The origin of the preceptory of Poling does not appear to be known, but in 1338 the lands of the Hospitallers in Sussex (fn. 1) consisted of the estate of Poling with lands in Combe and Offham, bringing in £13 17s. 3d. yearly, with other property in Ocklynge at Eastbourne, Midhurst, Up Marden, Islesham, and Rumboldswyke bringing the total up to £78 11s. 3d., inclusive of 40 marks for 'confraria,' that is to say alms collected in the neighbourhood. Against this had to be set £34 for the expenses of the establishment, which consisted of Peter atte Nasshe, knight preceptor, and his confrater Clement de Donewico, knight, a chaplain, a ' claviger' or steward, a cook, two attendants of the preceptor, and two clerks employed to collect the 'confraria,' of whom one had his board at the preceptory and was therefore probably collector in the immediate neighbourhood, while the other who did not board presumably worked the more distant districts. Besides these estates, the lands formerly held by the Templars at Shipley (worth 10 marks clear), and Compton (leased for 4 marks), had passed to the hospital, (fn. 2) but the manor of Saddlescombe, worth 100 marks, had not so passed, having been seized by the earl of Surrey. (fn. 3) In 1341 the Ocklynge estate was seized into the king's hand on the ground that the prior of the hospital was bound to find a chaplain to celebrate there, and to give alms to the poor twice in the week, but upon inquiry it was found that no such service was due, though brother Robert de Criel, who had held it for fifty years, had distributed such alms of his own free will. (fn. 4)

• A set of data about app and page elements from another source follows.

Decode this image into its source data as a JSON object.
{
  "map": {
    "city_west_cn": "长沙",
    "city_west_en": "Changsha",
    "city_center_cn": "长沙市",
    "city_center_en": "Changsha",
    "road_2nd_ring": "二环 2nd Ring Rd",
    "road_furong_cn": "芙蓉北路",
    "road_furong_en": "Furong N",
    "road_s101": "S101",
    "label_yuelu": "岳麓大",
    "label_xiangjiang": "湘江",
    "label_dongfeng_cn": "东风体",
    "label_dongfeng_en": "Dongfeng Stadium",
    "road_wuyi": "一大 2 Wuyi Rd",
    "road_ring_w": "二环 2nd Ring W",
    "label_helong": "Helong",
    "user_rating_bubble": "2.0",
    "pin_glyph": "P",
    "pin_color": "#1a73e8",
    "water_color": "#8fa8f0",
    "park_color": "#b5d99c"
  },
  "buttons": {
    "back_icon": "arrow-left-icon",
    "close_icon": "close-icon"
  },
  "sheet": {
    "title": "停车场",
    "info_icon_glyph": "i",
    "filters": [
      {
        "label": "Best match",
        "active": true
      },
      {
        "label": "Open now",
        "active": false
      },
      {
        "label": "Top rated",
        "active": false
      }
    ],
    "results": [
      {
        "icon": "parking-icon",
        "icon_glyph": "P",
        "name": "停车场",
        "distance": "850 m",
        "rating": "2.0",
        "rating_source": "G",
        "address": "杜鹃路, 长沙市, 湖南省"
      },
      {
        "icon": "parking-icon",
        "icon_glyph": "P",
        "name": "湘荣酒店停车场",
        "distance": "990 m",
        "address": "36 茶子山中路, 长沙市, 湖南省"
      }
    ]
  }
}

After the suppression of the priory of St. John of Jerusalem, the estates at Poling were given, in 1541, to the college of Arundel. (fn. 5)